Cwech Blug is Back!

From June 2005 up to January 2007 I tried to regularly post here, and while there were lull months when something got in my way I was able over that period on most months to post 20 or so times.  After the 2006 election I faded, with class it became difficult to keep posting consistently, and my brain was too fried to come up with interesting things to post.  Even after graduating and getting through the 2008 election cycle I couldn't bring myself to bring the Cwech Blug back online. What I realized during that time was that the Cwech Blug was an important outlet for me to continue to keep my writing sharp and to maintain an outlet for my thoughts. As the health care debate has heated up this August I finally concluded that in spite of being on the verge of starting graduate school (which will undoubtedly put more pressure on me from class than I had as an undergrad), I needed to bring this blog back.  This time I resolved to protect myself from creative lulls and class pressures by adding two good friends with good minds for politics to help me out, with three of us posting it should be a lot easier to consistently keep material coming and to avoid the pressure of having to constantly be posting something just for the sake of posting. This should keep the material here more interesting and fresh, while bringing some different perspectives to the table and allow for consistency of posts.

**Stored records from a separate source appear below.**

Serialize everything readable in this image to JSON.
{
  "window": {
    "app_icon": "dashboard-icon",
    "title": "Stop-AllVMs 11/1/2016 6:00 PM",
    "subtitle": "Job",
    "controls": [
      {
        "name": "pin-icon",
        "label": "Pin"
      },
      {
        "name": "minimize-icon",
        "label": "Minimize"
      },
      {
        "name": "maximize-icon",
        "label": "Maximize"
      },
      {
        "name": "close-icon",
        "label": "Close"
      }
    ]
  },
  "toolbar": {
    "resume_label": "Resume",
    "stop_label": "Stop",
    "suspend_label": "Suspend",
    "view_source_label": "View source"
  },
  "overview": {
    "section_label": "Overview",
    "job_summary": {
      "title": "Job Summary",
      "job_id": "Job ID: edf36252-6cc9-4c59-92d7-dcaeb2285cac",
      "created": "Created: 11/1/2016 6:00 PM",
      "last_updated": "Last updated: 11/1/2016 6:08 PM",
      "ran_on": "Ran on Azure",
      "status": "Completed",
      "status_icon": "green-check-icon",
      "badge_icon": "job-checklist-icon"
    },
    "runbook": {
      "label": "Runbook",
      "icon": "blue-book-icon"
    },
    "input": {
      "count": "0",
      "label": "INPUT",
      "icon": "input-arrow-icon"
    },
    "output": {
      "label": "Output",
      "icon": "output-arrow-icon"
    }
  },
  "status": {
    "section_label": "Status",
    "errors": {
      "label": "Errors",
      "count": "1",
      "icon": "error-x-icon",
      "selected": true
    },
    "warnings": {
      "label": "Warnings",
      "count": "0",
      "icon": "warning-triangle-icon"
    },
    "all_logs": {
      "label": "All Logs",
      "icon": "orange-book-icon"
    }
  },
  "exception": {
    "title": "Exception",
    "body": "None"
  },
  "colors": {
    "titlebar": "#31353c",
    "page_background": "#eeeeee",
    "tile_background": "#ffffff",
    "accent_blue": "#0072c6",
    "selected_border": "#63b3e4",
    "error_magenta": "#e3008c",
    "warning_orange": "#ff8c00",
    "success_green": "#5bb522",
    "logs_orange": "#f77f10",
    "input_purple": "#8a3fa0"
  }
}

I hope that I can regain readers and find new ones from the last run at this blog, and keep interesting material coming.